For this reason, medical malpractice cases often include professional testament. One of the initial steps in a medical malpractice case is for the client to speak with a physicians who has experience appropriate to the patient’s injury or health issue. Usually under the assistance of a medical malpractice lawyer, the physician will examine the medical records in the case and give a detailed opinion concerning whether malpractice occurred.

Improper Medical diagnoses – 50051
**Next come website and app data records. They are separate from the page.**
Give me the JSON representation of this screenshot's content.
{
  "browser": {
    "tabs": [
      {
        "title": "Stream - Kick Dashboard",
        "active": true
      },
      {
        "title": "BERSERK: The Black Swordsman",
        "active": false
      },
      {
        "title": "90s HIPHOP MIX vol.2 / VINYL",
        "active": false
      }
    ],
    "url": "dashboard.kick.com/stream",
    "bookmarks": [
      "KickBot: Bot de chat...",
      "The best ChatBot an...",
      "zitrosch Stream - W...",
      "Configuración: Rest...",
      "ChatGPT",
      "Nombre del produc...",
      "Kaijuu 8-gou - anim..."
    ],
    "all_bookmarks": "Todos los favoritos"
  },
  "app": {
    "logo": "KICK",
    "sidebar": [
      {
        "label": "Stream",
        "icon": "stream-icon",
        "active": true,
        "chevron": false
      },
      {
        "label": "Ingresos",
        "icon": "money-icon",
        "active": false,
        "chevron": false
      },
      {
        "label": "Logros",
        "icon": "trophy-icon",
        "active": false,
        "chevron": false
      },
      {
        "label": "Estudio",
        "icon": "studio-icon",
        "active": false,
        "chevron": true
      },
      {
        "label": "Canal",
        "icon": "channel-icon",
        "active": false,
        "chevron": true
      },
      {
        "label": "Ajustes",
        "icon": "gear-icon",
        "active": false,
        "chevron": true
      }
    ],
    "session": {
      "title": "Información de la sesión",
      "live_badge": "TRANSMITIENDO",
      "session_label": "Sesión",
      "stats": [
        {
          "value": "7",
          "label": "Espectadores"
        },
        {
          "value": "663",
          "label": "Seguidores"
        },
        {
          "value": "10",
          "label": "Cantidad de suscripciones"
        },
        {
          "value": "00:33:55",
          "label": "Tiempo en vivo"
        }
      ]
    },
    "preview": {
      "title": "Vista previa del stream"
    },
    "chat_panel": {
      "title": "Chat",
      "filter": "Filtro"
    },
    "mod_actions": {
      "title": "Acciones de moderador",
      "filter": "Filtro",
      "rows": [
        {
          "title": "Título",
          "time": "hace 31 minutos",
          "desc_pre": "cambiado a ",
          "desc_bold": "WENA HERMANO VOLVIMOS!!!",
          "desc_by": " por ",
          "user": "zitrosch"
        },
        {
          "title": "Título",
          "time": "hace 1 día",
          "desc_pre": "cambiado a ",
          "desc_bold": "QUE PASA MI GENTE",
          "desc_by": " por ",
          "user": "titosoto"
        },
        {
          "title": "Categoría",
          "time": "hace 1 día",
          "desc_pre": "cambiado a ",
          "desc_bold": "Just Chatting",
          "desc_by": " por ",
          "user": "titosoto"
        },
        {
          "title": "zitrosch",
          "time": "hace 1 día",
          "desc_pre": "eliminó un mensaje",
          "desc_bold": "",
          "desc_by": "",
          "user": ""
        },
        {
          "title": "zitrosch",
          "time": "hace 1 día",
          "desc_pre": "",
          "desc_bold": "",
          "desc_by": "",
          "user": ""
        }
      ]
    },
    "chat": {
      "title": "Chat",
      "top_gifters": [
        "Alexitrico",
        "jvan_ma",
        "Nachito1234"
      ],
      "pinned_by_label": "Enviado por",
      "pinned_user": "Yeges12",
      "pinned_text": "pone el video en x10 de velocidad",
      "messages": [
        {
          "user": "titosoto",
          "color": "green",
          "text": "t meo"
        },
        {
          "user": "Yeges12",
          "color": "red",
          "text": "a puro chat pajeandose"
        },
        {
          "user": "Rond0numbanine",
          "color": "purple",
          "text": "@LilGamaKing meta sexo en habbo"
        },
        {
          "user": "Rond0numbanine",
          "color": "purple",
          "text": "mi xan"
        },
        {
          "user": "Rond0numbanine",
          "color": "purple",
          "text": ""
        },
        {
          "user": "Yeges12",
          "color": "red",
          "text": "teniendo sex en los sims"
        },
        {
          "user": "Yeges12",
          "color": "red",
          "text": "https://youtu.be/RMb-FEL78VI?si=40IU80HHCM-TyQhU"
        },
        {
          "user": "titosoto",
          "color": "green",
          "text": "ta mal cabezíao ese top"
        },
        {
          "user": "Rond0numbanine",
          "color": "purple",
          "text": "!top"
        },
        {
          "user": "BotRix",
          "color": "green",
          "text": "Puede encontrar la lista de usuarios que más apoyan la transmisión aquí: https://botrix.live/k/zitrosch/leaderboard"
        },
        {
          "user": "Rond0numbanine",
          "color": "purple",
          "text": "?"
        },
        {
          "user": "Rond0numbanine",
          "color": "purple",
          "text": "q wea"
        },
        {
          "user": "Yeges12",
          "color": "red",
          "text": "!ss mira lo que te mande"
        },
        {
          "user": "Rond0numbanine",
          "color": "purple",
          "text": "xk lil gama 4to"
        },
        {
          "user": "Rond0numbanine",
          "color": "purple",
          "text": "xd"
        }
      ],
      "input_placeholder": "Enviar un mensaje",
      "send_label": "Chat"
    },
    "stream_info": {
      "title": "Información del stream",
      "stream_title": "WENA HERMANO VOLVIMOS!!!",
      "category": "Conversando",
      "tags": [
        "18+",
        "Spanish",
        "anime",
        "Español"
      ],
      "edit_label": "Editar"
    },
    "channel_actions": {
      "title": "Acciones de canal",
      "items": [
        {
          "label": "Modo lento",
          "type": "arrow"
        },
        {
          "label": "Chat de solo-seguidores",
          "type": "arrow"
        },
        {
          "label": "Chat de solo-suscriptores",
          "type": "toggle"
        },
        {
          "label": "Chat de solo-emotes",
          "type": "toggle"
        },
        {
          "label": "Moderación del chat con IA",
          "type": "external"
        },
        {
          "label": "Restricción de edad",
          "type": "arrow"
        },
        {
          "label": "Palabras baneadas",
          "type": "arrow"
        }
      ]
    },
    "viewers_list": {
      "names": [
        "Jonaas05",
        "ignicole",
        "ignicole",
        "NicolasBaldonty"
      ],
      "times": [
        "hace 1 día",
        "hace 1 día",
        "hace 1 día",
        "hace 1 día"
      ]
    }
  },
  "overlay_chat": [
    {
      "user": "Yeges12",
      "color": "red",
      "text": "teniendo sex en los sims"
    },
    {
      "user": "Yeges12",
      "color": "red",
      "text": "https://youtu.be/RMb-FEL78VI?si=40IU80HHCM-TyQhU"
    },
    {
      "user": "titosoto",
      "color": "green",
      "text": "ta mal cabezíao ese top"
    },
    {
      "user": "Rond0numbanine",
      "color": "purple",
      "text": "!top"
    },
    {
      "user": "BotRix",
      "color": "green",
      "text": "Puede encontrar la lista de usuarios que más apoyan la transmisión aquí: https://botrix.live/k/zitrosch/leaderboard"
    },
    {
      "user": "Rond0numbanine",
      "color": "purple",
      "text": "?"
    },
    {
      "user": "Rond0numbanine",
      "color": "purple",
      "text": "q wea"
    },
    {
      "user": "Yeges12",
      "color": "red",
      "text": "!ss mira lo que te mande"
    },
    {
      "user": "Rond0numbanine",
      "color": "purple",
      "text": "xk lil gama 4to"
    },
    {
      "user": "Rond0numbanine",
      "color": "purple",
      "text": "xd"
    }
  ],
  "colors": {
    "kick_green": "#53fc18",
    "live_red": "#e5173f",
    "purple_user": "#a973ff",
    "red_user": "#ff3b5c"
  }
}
A doctor’s failure to appropriately identify can be just as damaging to a patient as a slip of the scalpel. If a medical professional improperly detects a client when other reasonably qualified physicians would have made the right medical call, and the client is damaged by the inappropriate diagnosis, the patient will normally have an excellent case for medical malpractice.
It is very important to recognize that the medical professional will only be liable for the harm triggered by the improper diagnosis. So, if a patient passes away from an illness that the medical professional poorly identifies, however the patient would have died similarly quickly even if the doctor had actually made a proper diagnosis, the doctor will likely not be liable for malpractice. On the other hand, a medical malpractice case would most likely be practical if an appropriate medical diagnosis would have extended the client’s life.
Absence of Informed Consent

Clients have a right to choose exactly what treatment they receive. Medical professionals are obligated to provide enough information about treatment to enable patients to make informed decisions. When physicians fail to obtain clients’ notified authorization prior to providing treatment, they might be held accountable for malpractice.

Treatment Against a Client’s Wishes. Physicians may in some cases disagree with clients over the very best course of action. Clients usually have a right to decline treatment, even when doctors believe that such a decision is not in the client’s benefits. A typical example of this is when a patient has religious objections to a proposed course of treatment. When these disagreements take place, medical professionals can not supply the treatment without the patient’s consent. Successful treatment will not safeguard the physicians from liability.
The Uninformed Client. Clients have a right to make choices about their own treatment. But that right is of little worth if they are uninformed about the advantages and dangers of proposed treatment. Therefore, physicians have an obligation to supply sufficient info to allow their clients to make informed choices.

For instance, if a doctor proposes a surgery to a patient and explains the information of the treatment, however cannot mention that the surgical treatment carries a significant danger of heart failure, that doctor may be accountable for malpractice. Notification that the physician could be liable even if other fairly qualified medical professionals would have advised the surgical treatment in the exact same circumstance. In this case, the physician’s liability originates from a failure to acquire educated approval, rather than from a mistake in treatment or diagnosis.

The Emergency situation Exception. Sometimes physicians just do not have time to acquire educated approval, or the circumstance makes it unreasonable. Medical malpractice law assumes that patients in immediate need of healthcare who are incapable of supplying informed permission would consent to life-saving treatment if they were able to do so. Thus, clients who get treatment in emergency situation circumstances typically can not sue their medical professionals for failure to acquire educated approval.